> **Exercise details**: Copy every line that contains the string "author" from the entries below.
++++
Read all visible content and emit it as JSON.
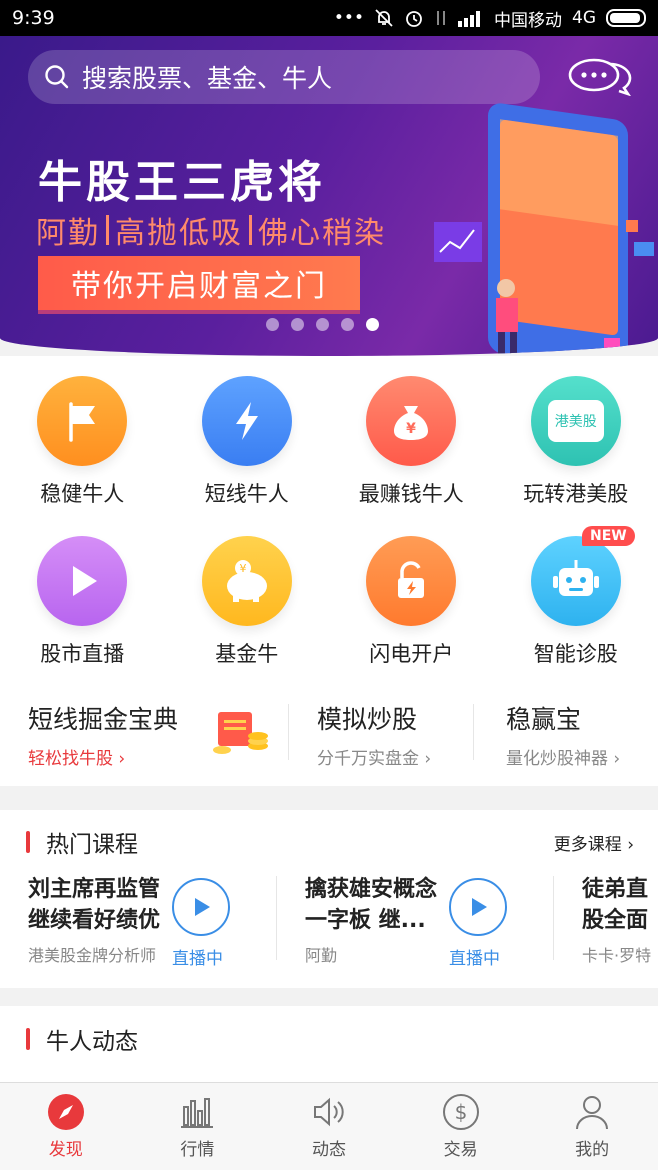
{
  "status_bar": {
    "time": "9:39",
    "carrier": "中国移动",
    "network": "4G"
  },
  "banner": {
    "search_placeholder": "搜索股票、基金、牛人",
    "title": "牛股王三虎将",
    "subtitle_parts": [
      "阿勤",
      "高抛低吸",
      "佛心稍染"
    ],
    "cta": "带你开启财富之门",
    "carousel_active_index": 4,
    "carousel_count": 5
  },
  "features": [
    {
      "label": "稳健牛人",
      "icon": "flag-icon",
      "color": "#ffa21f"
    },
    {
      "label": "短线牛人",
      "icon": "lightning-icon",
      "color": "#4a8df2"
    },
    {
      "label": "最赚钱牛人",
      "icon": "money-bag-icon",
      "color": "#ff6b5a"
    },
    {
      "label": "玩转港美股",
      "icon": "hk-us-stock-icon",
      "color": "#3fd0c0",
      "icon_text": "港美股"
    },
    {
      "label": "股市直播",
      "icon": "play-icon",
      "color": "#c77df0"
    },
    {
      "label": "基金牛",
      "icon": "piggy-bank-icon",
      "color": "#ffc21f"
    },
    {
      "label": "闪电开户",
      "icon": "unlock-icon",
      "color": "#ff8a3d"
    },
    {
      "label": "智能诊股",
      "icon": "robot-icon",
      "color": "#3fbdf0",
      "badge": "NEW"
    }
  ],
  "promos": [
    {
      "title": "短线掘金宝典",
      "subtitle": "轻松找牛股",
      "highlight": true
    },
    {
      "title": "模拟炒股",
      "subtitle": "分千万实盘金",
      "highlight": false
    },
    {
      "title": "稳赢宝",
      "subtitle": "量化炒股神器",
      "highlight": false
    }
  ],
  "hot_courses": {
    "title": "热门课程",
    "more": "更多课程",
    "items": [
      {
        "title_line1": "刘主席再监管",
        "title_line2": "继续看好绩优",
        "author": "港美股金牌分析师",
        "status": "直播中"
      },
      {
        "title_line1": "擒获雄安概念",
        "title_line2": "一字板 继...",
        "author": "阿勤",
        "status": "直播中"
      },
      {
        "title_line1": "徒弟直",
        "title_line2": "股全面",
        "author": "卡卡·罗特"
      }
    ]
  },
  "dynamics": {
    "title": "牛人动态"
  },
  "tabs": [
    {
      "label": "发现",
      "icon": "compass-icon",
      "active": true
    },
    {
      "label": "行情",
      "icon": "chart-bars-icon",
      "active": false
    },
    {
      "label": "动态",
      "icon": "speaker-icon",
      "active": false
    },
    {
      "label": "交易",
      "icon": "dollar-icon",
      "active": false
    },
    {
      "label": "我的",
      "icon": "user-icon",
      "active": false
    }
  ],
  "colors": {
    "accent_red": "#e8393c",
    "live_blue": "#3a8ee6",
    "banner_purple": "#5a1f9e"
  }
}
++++
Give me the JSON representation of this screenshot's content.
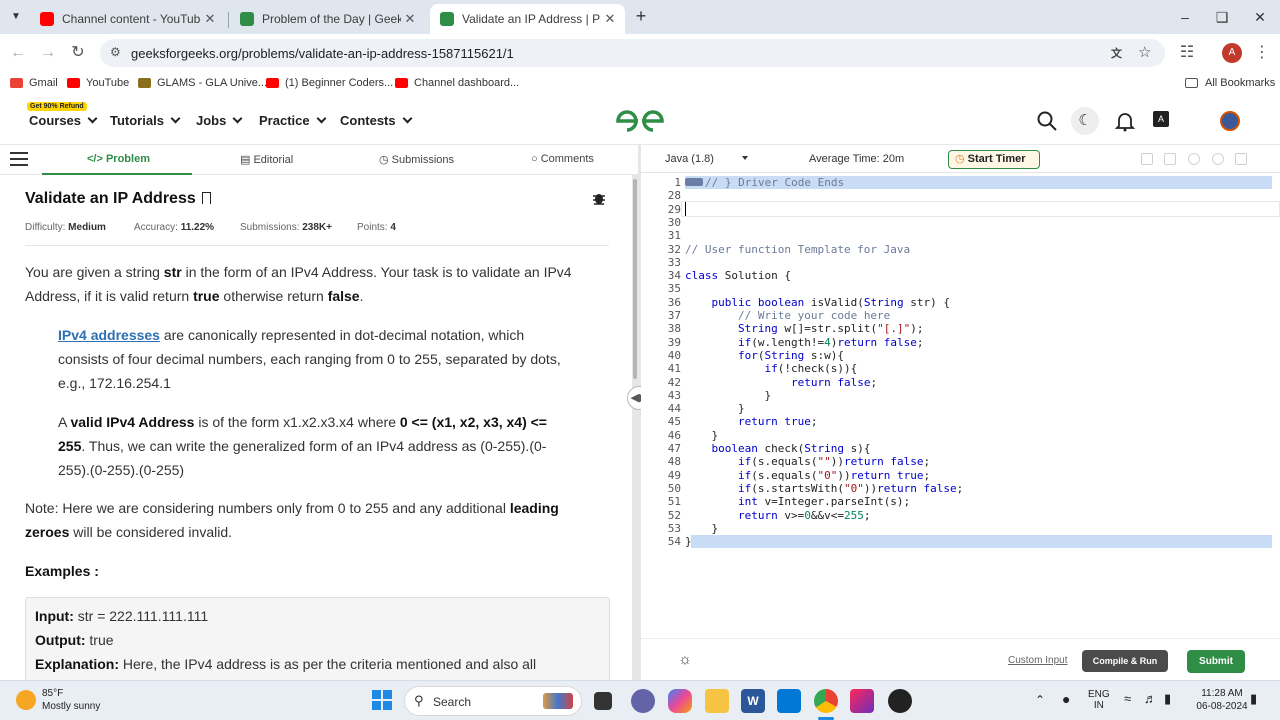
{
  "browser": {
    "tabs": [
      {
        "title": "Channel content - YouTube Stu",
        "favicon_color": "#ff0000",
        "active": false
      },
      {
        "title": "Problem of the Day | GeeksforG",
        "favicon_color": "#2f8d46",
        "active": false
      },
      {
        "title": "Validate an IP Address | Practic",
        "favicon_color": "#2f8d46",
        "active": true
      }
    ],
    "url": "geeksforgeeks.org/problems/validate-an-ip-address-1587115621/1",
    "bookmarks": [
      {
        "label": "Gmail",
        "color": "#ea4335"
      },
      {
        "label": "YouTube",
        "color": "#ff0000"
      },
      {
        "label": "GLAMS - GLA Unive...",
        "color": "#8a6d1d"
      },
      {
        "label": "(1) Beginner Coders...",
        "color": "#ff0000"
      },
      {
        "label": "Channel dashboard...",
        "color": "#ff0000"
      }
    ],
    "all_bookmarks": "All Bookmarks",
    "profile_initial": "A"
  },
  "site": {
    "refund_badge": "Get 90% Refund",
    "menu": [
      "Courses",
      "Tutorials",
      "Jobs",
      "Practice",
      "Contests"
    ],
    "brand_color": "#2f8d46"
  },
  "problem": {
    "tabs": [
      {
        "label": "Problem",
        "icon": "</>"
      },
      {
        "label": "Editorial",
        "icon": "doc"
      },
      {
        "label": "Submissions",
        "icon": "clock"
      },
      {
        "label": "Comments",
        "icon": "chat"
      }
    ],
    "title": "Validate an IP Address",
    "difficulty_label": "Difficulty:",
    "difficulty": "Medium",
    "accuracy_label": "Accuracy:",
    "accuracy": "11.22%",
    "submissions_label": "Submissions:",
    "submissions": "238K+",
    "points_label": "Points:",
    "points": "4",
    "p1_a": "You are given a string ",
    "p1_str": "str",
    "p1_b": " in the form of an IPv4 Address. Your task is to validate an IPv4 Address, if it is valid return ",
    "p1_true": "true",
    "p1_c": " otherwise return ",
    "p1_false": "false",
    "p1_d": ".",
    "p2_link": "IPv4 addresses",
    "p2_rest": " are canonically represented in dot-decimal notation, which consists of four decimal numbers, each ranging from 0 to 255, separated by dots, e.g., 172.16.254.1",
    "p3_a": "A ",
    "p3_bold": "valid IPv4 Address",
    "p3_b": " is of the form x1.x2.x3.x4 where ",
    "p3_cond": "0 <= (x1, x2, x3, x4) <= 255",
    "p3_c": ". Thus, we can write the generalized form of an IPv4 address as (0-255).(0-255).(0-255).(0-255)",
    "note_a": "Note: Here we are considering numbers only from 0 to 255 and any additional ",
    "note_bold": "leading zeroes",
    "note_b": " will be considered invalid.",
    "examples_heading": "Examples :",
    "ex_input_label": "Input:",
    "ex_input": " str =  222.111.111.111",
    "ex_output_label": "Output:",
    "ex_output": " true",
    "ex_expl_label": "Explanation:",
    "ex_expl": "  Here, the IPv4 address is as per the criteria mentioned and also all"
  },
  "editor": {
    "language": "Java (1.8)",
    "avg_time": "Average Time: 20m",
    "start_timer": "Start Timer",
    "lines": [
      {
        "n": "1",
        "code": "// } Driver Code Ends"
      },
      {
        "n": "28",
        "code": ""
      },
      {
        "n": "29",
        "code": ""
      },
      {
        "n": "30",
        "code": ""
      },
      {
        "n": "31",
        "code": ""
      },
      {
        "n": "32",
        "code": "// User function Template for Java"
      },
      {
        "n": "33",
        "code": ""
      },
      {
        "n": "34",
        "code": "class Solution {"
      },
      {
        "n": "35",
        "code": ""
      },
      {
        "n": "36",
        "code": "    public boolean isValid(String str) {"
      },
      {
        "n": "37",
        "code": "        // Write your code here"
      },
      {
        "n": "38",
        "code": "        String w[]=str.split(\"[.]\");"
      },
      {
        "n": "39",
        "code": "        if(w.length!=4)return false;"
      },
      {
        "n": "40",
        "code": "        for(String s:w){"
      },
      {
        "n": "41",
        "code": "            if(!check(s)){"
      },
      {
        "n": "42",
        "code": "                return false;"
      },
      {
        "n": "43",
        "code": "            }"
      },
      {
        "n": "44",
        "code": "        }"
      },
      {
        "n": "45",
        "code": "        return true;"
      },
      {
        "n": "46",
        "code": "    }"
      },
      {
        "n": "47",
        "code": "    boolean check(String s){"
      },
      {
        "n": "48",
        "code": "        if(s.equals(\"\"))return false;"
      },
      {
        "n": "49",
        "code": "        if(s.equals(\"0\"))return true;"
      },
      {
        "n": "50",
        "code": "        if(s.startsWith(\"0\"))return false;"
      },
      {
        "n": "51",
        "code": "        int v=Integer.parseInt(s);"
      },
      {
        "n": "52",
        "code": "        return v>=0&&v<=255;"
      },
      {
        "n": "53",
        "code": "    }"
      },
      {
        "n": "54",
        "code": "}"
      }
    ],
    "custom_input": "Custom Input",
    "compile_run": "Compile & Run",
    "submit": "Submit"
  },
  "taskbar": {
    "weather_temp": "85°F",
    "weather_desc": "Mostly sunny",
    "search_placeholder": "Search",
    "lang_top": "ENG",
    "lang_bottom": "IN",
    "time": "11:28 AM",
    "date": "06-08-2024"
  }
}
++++
> **Exercise solution**:
        "author": "港美股金牌分析师",
        "author": "阿勤",
        "author": "卡卡·罗特"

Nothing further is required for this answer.